So the die was cast. Dad and Mildred fell head over heels for each other. He was 51; she was 43. They knew almost immediately that they wanted to be married to each other. They decided to wait a couple of months, though, until I graduated from high school.
My dad went out that very week and bought a 1952 Dodge or Plymouth (I really can’t remember) for a couple of hundred bucks. It was midnight blue. He wanted a vehicle of his own during the ensuing courting period so that he wouldn’t have to rely on the nice iceman’s miniscule red-and-white Nash Metropolitan, seating capacity: 2. Plus he was a smart man and probably figured out rather quickly that it would be difficult to court anyone in a Nash Metropolitan.
After the second of what became regular Saturday trips to Coppell, Old Blue sat in our driveway unused during the week. On Monday through Friday, Dad rode in the car pool, as usual, to his job at the aircraft factory in Fort Worth. He left our house at 5:45 a.m. every morning. I had just turned 17 and had never driven a car. But I had watched carefully as I sat beside my father on those two trips to Coppell.
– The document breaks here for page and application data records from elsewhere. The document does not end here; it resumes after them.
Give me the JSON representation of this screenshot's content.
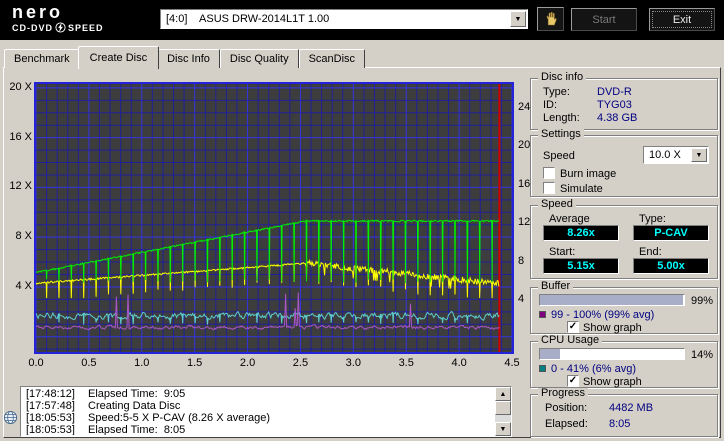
{
  "colors": {
    "window_bg": "#d4d0c8",
    "titlebar_bg": "#000000",
    "value_navy": "#000080",
    "lcd_text": "#00ffff",
    "lcd_bg": "#000000",
    "chart_bg": "#3d3d3d",
    "bar_fill_color": "#a9aec8"
  },
  "titlebar": {
    "logo_line1": "nero",
    "logo_line2_left": "CD-DVD",
    "logo_line2_right": "SPEED",
    "drive_combo_value": "[4:0]    ASUS DRW-2014L1T 1.00",
    "start_label": "Start",
    "exit_label": "Exit"
  },
  "tabs": [
    {
      "label": "Benchmark"
    },
    {
      "label": "Create Disc"
    },
    {
      "label": "Disc Info"
    },
    {
      "label": "Disc Quality"
    },
    {
      "label": "ScanDisc"
    }
  ],
  "chart_data": {
    "type": "line",
    "x_max": 4.5,
    "disc_end_gb": 4.38,
    "x_ticks": [
      {
        "v": 0,
        "label": "0.0"
      },
      {
        "v": 0.5,
        "label": "0.5"
      },
      {
        "v": 1,
        "label": "1.0"
      },
      {
        "v": 1.5,
        "label": "1.5"
      },
      {
        "v": 2,
        "label": "2.0"
      },
      {
        "v": 2.5,
        "label": "2.5"
      },
      {
        "v": 3,
        "label": "3.0"
      },
      {
        "v": 3.5,
        "label": "3.5"
      },
      {
        "v": 4,
        "label": "4.0"
      },
      {
        "v": 4.5,
        "label": "4.5"
      }
    ],
    "y_left_ticks": [
      {
        "v": 20,
        "label": "20 X"
      },
      {
        "v": 16,
        "label": "16 X"
      },
      {
        "v": 12,
        "label": "12 X"
      },
      {
        "v": 8,
        "label": "8 X"
      },
      {
        "v": 4,
        "label": "4 X"
      }
    ],
    "y_right_ticks": [
      {
        "v": 24,
        "label": "24"
      },
      {
        "v": 20,
        "label": "20"
      },
      {
        "v": 16,
        "label": "16"
      },
      {
        "v": 12,
        "label": "12"
      },
      {
        "v": 8,
        "label": "8"
      },
      {
        "v": 4,
        "label": "4"
      }
    ],
    "grid_minor": "#20209c",
    "grid_major": "#3434e6",
    "border_color": "#2323dd",
    "position_line_color": "#cc0000",
    "spike_start_gb": 0.1,
    "spike_interval_gb": 0.117,
    "series": [
      {
        "name": "buffer-level",
        "color": "#5ecccc",
        "base": 1.7,
        "noise": 0.45,
        "dip_floor": 0.95
      },
      {
        "name": "cpu-usage",
        "color": "#aa55c8",
        "base": 0.75,
        "noise": 0.28,
        "spike_top": 3.6
      },
      {
        "name": "rotation-speed",
        "color": "#ffff00",
        "start": 4.3,
        "peak": 5.9,
        "peak_gb": 2.55,
        "end": 4.25,
        "spike_depth": 1.2,
        "spike_floor_min": 3.1
      },
      {
        "name": "write-speed",
        "color": "#00ee00",
        "start": 5.15,
        "max": 9.3,
        "cav_end_gb": 2.55,
        "spike_floor": 4.45
      }
    ]
  },
  "disc_info": {
    "title": "Disc info",
    "type_label": "Type:",
    "type_value": "DVD-R",
    "id_label": "ID:",
    "id_value": "TYG03",
    "length_label": "Length:",
    "length_value": "4.38 GB"
  },
  "settings": {
    "title": "Settings",
    "speed_label": "Speed",
    "speed_value": "10.0 X",
    "burn_image_label": "Burn image",
    "burn_image_checked": false,
    "simulate_label": "Simulate",
    "simulate_checked": false
  },
  "speed_panel": {
    "title": "Speed",
    "average_label": "Average",
    "average_value": "8.26x",
    "type_label": "Type:",
    "type_value": "P-CAV",
    "start_label": "Start:",
    "start_value": "5.15x",
    "end_label": "End:",
    "end_value": "5.00x"
  },
  "buffer": {
    "title": "Buffer",
    "percent": "99%",
    "bar_fill": 99,
    "range_text": "99 - 100% (99% avg)",
    "swatch_color": "#800080",
    "show_graph_label": "Show graph",
    "show_graph_checked": true
  },
  "cpu": {
    "title": "CPU Usage",
    "percent": "14%",
    "bar_fill": 14,
    "range_text": "0 - 41% (6% avg)",
    "swatch_color": "#008080",
    "show_graph_label": "Show graph",
    "show_graph_checked": true
  },
  "progress": {
    "title": "Progress",
    "position_label": "Position:",
    "position_value": "4482 MB",
    "elapsed_label": "Elapsed:",
    "elapsed_value": "8:05"
  },
  "log": {
    "lines": [
      {
        "time": "[17:48:12]",
        "text": "Elapsed Time:  9:05"
      },
      {
        "time": "[17:57:48]",
        "text": "Creating Data Disc"
      },
      {
        "time": "[18:05:53]",
        "text": "Speed:5-5 X P-CAV (8.26 X average)"
      },
      {
        "time": "[18:05:53]",
        "text": "Elapsed Time:  8:05"
      }
    ]
  }
}
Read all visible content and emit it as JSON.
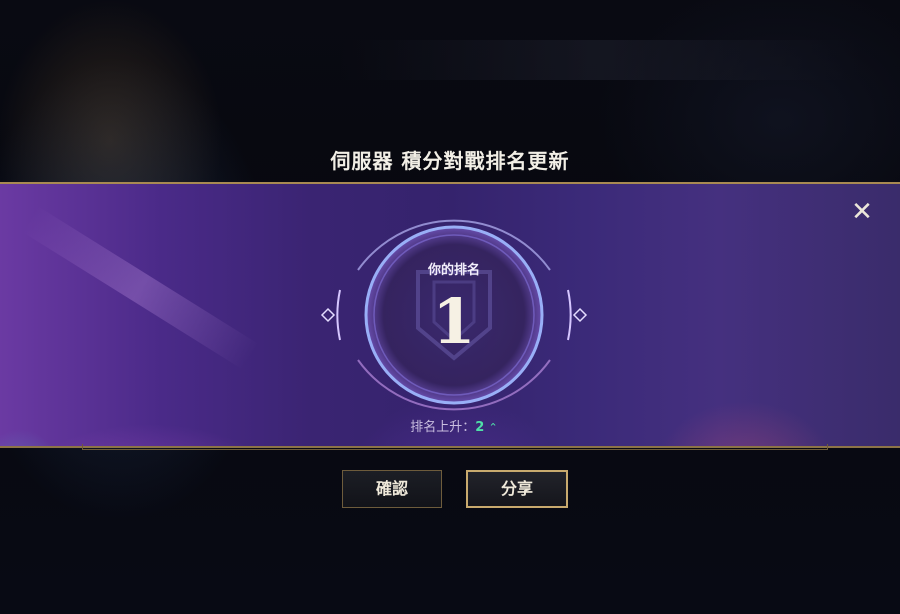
{
  "dialog": {
    "title": "伺服器 積分對戰排名更新",
    "close_label": "✕"
  },
  "rank": {
    "label": "你的排名",
    "value": "1",
    "change_label": "排名上升：",
    "change_value": "2",
    "change_arrow": "⌃"
  },
  "buttons": {
    "confirm": "確認",
    "share": "分享"
  },
  "colors": {
    "accent_gold": "#c8aa6e",
    "banner_purple": "#3a2472",
    "rank_up_green": "#4fe0a8"
  }
}
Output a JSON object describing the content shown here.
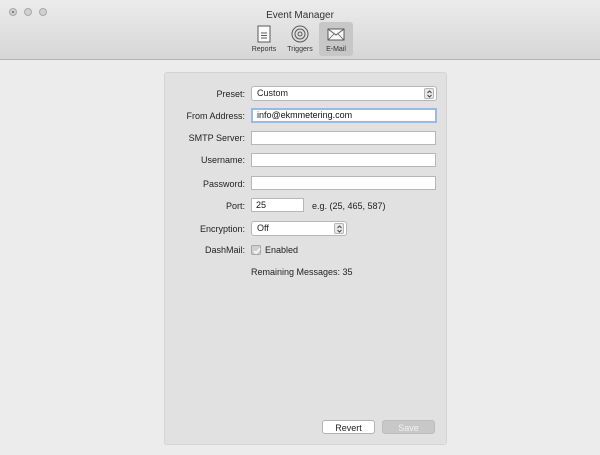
{
  "window": {
    "title": "Event Manager"
  },
  "toolbar": {
    "items": [
      {
        "label": "Reports",
        "icon": "document-icon"
      },
      {
        "label": "Triggers",
        "icon": "target-icon"
      },
      {
        "label": "E-Mail",
        "icon": "envelope-icon",
        "active": true
      }
    ]
  },
  "form": {
    "preset": {
      "label": "Preset:",
      "value": "Custom"
    },
    "from_address": {
      "label": "From Address:",
      "value": "info@ekmmetering.com"
    },
    "smtp_server": {
      "label": "SMTP Server:",
      "value": ""
    },
    "username": {
      "label": "Username:",
      "value": ""
    },
    "password": {
      "label": "Password:",
      "value": ""
    },
    "port": {
      "label": "Port:",
      "value": "25",
      "hint": "e.g. (25, 465, 587)"
    },
    "encryption": {
      "label": "Encryption:",
      "value": "Off"
    },
    "dashmail": {
      "label": "DashMail:",
      "checkbox_label": "Enabled",
      "checked": true
    },
    "remaining": "Remaining Messages: 35"
  },
  "buttons": {
    "revert": "Revert",
    "save": "Save"
  },
  "colors": {
    "focus_ring": "#9ab9e8",
    "panel": "#e1e1e1",
    "window_bg": "#ececec"
  }
}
I was getting ready for school one morning and thought to myself, “Driving a car looks pretty easy. I bet I could drive that car to school and return it to the exact spot this afternoon and Dad would never even know I took it.”
At the place where our oval driveway joined the dirt road that passed our house stood a big oak tree. Driving turned out to be a little more complicated than I had envisioned. After an initial sudden lurch forward, I guess I froze. I know I didn’t brake; I know I didn’t steer. But I definitely accelerated.
Ka-BOOM! I drove Old Blue right into the oak tree. The tree was not harmed in the least, but the entire right front quarter of the car had met its Waterloo, had rendezvoused with its own immovable object, had been damaged beyond repair.
That day was one of the worst days of my life. I knew my dad was going to kill me, or worse, when he got home. He had a quick hand and a wide belt and I knew I was doomed. If it had been possible, I would have died a thousand deaths that day.
At 5:00 p.m., my dad came sauntering up the dirt road from where his carpool dropped him off at the paved road. He, of course, was very surprised to see what he saw at the end of our driveway.
As it turned out, Dad was philosophical and I wasn’t punished. He even laughed, I think. He said he thought my living in fear all day long was punishment enough. He went out the next day and bought a baby-blue, 1953 Chevrolet and continued courting my stepmother on the weekends. As far as he was concerned, Old Blue was just a means to an end, and one means was as good as another.
Love saved the day. Not his love for me. His love for my stepmother.
That accident and its aftermath put the fear of God into me. No wonder I waited five more years to learn to drive a car, and then only because I imagined the ridicule I would face if my bride had driven us away from the church.
I remember the 1953 Chevrolet, because we had it for several years. So successfully have I suppressed the memory of the few days we owned Old Blue that I cannot remember whether he or she or it was a 1952 Dodge or a 1952 Plymouth. But I will never forget what started it all, that borrowed red-and-white Nash Rambler Metropolitan Coupe, seating capacity: 2.
(Eventually a photograph will go here)
(This looks just like the one Dad borrowed, but according to the internet it is owned by Dale Carrington of Puyallup, Washington.)